As Rational Canada’s Marketing manager Kevin Breton explains, the benefit of the combi-oven is that it covers up to 95 per cent of typical cooking applications. Without needing to set moisture levels, circulation speeds or temperatures, chefs can grill, bake, roast, stew, steam, poach or blanch food — without the need for a traditional steamer or convection oven. “You can also operate the combi-oven manually,” he says. “Whether you’re using convection, steam or a combination, in manual mode, [you can] adjust every parameter yourself, directly and precisely, right down to the exact degree.”
“[Combi-ovens] sense and recognize the size, load quantity and condition of your products and calculates the appropriate browning by itself,” Breton continues. “According to the desired result, it will make the necessary decisions and adjust the temperature, cooking time, air speed and cooking-cabinet climate to best suit the requirements of your food.” There wasn’t always the intelligence to have a system that could provide automatic cooking according to your specifications and expectations, says Breton. “Now [a much more energy efficient] appliance can sense the current cooking-cabinet condition and the consistency of the food and also recognize the size, load quantity and product condition. By having that information, the unit thinks ahead and determines the ideal cooking path to the desired results,” he says.
ECO-FRIENDLY DISHWASHERS AND REFRIGERATION
The newest trend in dishwashers is in energy conservation, says Feltmate. New ventless dishwashers reclaim heat from old water and steam and use them to heat the incoming water. This means the hot-water dishwasher can now be connected to cold water because it’s using process energy to heat the incoming liquid.
Since the energy is being reused, the steam and heat don’t have to be exhausted.

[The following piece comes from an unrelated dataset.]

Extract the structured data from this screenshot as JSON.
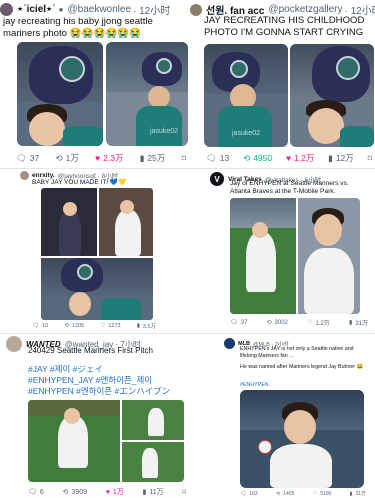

This represents a huge change from the simple door-type dishwasher that regularly uses two tons of air conditioning and heating for the make-up air it exhausts, Feltmate explains. Without all the steam emissions going into the kitchen, these dishwashers create a more temperate work environment for dishwashers and other kitchen staff.
On the refrigeration front, the R290 refrigerant — which is expected to be mandatory in all new stand-alone refrigeration equipment as of January 2019 — requires approximately 50 per cent less charge than conventional HFC refrigerants and is safe for the environment, says McMullen. This new refrigerant meets the DOE (Department of Energy) new energy guidelines effective April 2017.
It is reported to be up to 15 per cent more efficient than standard HFCs, with zero ozone depletion and less potential for global warming.
Whole-food blending is gaining traction in the foodservice industry with a focus on healthier options such as whole-food juicing — blending without straining — and cold-pressed juicing of fermentation to get a pure juice extract. “For example, blending a whole apple with beets and kale, ensuring all parts of the fruit and vegetable are used, rather than choosing to go with yogurt or more dessert-based drinks,” Moreland explains. A quickly growing trend, customers can pre-order these bottled juices from niche operators such as Toronto’s Greenhouse Juice Co. or have the bottles delivered to their home, says Moreland.
Vitamix is still the market leader in blenders, says Moreland. It is currently being used by major chains such Booster Juice and has also been adopted in all Starbucks stores with a custom-designed model for its blended drinks such as frappuccinos and smoothies. The Multiplex Blend in Cup, distributed by Garland Canada, boasts technology that eliminates waste and cuts down on cleaning, says McMullen, because each drink is pre-measured, blended in the cup and available at a push of a button. The unit then automatically cleans the blend chamber — making it ideal at self-service restaurants, although this technology is also being explored for the casual-dining restaurant segment.
Volume 49, Number 10
Written By Diana Ballon